     Documents include the service records of Rear Admiral Jefferson Franklin Moser (1848-1934) for the time period just after the Civil War until his retirement. The collection begins with an 1869 order to report to Capt. W. H. McComb for duty on the U.S.S. Kenosha and continues with apparently every assignment, order and commission for the rest of Moser's career. He rises from an ensign up to a Lt. Commander. He occasionally is summoned to appear at various court martial proceedings as a witness. He was once ordered to attend torpedo school at Newport and sent to Annapolis to study the French and Spanish Languages. He appears to have retired in 1904, and was brought back in World War I for semi-active duty on the West Coast as inspector and as a member of a Courts of Inquiry.  Moser was an officer on two expeditions to Nicaragua in 1872 and 1875 to survey a route for a trans-oceanic canal. His orders of 1872, signed by Commander A.F Crossman, are included in this collection.  Moser did many years of work commanding the research ships A.D. Bache and Albatross in US Fish Commission research, including commercially important work in surveying Pacific salmon industry and fur seal populations. Several documents relate to this service, including one asking him if he would like to be detached from the Navy to work at the Smithsonian.  At the outbreak of World War One, Moser, who had retired to San Francisco and entered the salmon cannery business, was recalled to duty to act as inspector of ships on the West Coast and oversaw construction of facilities at San Pedro, California, as well one document concerns him sitting on a Boards of Inquiry for a 1919 investigation of a guard at a POW camp on Mare Island where the shooting and wounding of a prisoner took place.

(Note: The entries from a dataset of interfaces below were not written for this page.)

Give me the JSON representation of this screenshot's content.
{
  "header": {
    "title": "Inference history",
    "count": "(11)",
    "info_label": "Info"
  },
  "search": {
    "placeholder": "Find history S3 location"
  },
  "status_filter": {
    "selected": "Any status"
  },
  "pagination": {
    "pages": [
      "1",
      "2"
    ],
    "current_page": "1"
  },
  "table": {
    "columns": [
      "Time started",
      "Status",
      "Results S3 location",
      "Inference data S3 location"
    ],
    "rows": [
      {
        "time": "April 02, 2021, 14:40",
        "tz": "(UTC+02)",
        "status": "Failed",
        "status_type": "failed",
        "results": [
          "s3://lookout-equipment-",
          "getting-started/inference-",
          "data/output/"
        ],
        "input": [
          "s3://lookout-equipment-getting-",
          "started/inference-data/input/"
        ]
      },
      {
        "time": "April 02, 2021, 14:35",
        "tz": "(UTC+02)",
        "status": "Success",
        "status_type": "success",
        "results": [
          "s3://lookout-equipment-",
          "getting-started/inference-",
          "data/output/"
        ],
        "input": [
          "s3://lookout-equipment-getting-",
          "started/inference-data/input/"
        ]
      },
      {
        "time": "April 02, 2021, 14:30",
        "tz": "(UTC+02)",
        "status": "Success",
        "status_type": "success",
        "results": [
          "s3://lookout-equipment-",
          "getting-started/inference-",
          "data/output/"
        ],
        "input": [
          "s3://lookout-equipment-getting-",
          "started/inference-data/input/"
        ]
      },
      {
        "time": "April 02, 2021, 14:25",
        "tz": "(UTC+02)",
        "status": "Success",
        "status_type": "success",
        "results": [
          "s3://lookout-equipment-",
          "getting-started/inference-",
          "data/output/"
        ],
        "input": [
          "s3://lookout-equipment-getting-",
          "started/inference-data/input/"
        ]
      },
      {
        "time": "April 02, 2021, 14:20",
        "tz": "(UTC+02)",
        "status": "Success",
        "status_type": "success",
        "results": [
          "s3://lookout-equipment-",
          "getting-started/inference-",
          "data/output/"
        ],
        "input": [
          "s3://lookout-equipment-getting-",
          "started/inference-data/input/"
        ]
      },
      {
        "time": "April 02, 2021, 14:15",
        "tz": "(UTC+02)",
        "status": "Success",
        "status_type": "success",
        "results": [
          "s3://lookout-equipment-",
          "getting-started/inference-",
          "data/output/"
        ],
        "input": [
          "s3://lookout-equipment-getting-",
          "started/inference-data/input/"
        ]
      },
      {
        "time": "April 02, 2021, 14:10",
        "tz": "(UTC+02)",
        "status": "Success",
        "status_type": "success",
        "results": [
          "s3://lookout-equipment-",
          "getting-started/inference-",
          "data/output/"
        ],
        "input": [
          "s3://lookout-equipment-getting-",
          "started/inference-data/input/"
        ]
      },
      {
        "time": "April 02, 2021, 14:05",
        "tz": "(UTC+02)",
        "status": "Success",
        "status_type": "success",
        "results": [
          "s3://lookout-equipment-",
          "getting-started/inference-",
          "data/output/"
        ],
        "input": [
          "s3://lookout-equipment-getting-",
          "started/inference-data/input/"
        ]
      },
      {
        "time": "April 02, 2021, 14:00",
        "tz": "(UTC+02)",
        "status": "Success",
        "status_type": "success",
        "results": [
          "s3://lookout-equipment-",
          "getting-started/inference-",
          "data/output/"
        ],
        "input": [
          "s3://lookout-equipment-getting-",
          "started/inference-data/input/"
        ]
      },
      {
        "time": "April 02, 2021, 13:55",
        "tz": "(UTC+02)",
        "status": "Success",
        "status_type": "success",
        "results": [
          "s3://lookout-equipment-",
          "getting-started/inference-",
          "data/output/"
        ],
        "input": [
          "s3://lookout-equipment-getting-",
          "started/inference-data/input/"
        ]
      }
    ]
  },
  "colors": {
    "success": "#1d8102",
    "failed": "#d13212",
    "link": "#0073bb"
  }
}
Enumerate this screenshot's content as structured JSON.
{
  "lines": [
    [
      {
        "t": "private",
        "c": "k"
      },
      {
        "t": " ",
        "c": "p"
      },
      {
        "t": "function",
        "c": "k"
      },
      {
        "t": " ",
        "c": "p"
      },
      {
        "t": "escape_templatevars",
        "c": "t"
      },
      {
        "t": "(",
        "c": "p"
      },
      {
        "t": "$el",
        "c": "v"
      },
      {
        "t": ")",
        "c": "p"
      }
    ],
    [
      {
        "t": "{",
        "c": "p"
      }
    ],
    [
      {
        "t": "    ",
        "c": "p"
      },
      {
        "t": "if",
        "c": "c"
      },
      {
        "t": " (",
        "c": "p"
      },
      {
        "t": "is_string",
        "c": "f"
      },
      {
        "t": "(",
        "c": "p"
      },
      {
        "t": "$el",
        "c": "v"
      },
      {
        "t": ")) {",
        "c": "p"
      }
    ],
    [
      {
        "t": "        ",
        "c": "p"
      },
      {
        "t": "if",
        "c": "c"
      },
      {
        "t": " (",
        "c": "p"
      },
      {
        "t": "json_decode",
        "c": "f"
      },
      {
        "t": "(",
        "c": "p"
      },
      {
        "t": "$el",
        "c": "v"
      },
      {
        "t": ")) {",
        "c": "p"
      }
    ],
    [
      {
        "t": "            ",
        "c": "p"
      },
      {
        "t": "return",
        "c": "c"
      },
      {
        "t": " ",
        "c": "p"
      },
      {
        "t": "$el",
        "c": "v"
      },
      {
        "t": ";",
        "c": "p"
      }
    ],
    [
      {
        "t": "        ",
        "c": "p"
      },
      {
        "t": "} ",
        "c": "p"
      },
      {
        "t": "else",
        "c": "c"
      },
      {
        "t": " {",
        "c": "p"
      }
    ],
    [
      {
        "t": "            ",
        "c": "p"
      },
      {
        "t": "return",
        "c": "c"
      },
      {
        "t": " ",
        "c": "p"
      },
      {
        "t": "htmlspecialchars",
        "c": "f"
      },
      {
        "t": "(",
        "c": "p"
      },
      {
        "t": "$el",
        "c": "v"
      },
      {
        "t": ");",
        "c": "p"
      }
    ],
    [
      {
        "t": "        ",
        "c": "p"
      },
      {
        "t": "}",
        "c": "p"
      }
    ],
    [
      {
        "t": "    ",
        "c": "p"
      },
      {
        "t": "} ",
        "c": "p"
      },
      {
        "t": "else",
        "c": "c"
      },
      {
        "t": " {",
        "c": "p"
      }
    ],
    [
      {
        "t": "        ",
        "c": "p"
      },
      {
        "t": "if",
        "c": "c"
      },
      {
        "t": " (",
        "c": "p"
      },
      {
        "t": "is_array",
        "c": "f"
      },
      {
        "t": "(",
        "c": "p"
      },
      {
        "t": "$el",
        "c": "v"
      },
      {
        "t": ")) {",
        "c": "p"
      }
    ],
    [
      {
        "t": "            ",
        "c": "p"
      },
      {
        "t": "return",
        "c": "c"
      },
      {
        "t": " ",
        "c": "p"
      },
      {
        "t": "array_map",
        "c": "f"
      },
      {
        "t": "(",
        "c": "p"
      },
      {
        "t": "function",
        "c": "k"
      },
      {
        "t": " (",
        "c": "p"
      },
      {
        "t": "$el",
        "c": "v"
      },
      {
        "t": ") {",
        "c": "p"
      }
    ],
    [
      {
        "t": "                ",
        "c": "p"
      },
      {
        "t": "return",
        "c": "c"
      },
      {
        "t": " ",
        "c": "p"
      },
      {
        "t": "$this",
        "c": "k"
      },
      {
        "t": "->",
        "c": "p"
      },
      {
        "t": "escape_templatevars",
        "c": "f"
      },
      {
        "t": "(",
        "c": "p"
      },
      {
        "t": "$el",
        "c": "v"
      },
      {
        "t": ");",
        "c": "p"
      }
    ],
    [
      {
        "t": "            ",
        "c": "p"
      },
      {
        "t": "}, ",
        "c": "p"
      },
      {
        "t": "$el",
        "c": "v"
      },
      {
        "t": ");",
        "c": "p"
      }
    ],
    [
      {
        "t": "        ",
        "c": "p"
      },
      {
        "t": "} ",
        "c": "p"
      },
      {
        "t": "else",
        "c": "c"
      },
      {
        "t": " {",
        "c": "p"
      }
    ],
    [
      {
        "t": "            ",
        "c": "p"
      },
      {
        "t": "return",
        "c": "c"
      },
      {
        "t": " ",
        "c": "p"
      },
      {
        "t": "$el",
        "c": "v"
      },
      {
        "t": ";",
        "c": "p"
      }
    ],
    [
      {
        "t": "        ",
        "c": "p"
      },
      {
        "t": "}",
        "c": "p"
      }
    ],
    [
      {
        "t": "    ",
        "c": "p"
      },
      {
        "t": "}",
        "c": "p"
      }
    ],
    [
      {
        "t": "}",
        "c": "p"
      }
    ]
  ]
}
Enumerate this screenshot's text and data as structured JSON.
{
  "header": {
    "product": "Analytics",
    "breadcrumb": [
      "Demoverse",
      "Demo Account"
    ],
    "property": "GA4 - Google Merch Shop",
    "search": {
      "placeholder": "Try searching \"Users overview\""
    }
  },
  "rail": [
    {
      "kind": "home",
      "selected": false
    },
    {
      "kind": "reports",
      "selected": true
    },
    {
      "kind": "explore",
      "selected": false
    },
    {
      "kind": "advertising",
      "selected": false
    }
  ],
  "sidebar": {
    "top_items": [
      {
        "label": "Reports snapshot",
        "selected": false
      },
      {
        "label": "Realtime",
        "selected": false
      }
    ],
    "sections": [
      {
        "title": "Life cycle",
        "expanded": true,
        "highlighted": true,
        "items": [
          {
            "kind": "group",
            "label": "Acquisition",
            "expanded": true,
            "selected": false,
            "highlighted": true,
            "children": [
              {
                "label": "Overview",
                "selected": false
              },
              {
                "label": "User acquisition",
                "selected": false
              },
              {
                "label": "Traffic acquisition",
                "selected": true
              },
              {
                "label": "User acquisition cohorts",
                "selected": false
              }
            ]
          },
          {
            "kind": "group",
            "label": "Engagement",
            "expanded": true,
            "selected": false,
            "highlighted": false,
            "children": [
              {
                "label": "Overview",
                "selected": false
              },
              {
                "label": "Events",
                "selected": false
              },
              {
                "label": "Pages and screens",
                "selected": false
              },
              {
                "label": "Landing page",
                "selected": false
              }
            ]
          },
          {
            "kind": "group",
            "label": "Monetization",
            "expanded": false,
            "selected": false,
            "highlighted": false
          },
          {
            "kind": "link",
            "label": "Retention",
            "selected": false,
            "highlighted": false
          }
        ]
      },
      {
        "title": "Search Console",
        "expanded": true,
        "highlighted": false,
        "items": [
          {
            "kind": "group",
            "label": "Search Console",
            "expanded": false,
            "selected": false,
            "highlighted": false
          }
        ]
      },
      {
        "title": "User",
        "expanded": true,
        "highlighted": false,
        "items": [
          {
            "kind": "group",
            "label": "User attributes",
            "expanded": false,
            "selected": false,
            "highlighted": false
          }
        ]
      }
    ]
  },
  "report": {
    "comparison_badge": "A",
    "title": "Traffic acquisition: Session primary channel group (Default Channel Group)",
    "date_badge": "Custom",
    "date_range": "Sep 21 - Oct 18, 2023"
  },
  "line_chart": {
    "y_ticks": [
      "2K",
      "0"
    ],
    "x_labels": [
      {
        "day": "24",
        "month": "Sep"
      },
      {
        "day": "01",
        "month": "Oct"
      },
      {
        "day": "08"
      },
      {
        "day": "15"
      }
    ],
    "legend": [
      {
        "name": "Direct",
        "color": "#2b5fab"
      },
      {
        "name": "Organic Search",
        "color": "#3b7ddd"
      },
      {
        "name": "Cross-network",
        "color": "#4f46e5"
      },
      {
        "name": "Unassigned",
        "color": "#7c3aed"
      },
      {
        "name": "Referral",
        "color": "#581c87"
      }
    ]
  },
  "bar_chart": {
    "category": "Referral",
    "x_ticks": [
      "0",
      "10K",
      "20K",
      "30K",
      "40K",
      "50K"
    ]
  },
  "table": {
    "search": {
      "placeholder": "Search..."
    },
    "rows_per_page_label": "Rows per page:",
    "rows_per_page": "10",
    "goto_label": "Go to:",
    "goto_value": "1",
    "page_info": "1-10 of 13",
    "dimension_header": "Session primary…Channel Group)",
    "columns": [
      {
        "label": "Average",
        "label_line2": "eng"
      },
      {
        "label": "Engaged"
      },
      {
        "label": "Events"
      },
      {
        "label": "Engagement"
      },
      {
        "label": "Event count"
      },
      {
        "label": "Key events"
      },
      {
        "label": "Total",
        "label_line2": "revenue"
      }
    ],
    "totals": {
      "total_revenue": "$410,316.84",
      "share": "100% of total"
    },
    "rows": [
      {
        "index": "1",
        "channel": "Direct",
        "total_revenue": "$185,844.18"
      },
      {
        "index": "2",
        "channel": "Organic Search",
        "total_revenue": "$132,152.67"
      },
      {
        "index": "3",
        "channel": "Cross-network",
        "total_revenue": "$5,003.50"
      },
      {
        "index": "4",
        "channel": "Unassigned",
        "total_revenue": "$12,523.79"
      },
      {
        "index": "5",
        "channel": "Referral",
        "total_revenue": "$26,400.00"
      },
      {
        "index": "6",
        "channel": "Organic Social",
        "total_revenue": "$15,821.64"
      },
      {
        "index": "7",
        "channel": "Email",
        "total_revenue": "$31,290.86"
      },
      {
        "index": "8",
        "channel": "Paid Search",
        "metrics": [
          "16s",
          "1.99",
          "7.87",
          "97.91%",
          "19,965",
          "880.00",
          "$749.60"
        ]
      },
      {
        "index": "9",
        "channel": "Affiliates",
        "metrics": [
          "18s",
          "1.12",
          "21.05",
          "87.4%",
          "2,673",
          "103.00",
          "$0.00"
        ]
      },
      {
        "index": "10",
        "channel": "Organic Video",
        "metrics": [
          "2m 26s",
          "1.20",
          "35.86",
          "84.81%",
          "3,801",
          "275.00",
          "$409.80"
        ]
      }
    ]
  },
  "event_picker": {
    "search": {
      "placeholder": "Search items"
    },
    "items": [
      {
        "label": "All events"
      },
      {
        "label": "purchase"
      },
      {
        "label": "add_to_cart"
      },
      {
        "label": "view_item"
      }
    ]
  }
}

     There are approximately 34 letters in the collection of 137 items and they concern various aspects of Moser's life, such as, Moser paying off his accounts with the U.S. Coast Geodetic Survey Office before moving on to his next assignment; Moser receiving a response from the Navy Department about his wanting to transfer to the Corps of Civil Engineers; four letters of recommendation for Moser to the Secretary of the Navy from his former commanding officers; a letter of response suggesting that Moser applied for a term of duty at the Smithsonian Institution; letter from the curator of the Smithsonian acknowledging receipt of several species of insects collected by Moser from his trip to Nicaragua in 1873; letter from the U.S. Commission of Fish and Fisheries commissioner apprising Moser of his knowledge that Moser would like to command the Albatross if needed; letter allowing a letter of recommendation from T. C. Mendenhall be allowed to be placed in Moser's file; 6 manuscript page letter from Thomas C. Mendenhall, discussing the letter of recommendation he sent to the Navy on behalf of Moser, as well as catching Moser up to speed on what he (Mendenhall) has been up to; three letters concerning his insurance policies with Security Mutual Life Insurance Company of Binghamton, New York; letter concerning the "retired officers" list and how one has to keep the Navy informed of their whereabouts; a letter from a fellow officer, talks about the Alaska Packers Association; and approximately 20 letters dealing with Moser's activities after he retired from the military in 1904 and when he was recalled during World War One, such as  including sitting on a board of inquiry for a case where a sentry shot and wounded a prisoner, as well as the general affairs of the prison at Mare Island; several later letters are retained copies of Moser's letters, one shows him volunteering his services if needed (he's retired) due to the troubles along the Mexican border in 1914. There are also letters requesting Moser to proceed to San Francisco without delay when America enters World War One, where he was to establish a measured mile course at San Pedro (CA), then inspect vessels of the San Pedro Section, 12th Naval District Force; then go to San Diego and inspect Headquarters of the San Diego Section 12th Naval District Force and vessels, then to Los Angeles, where he would do similar duty. By 15 June 1919 he was finally detached from duty and officially retired once again.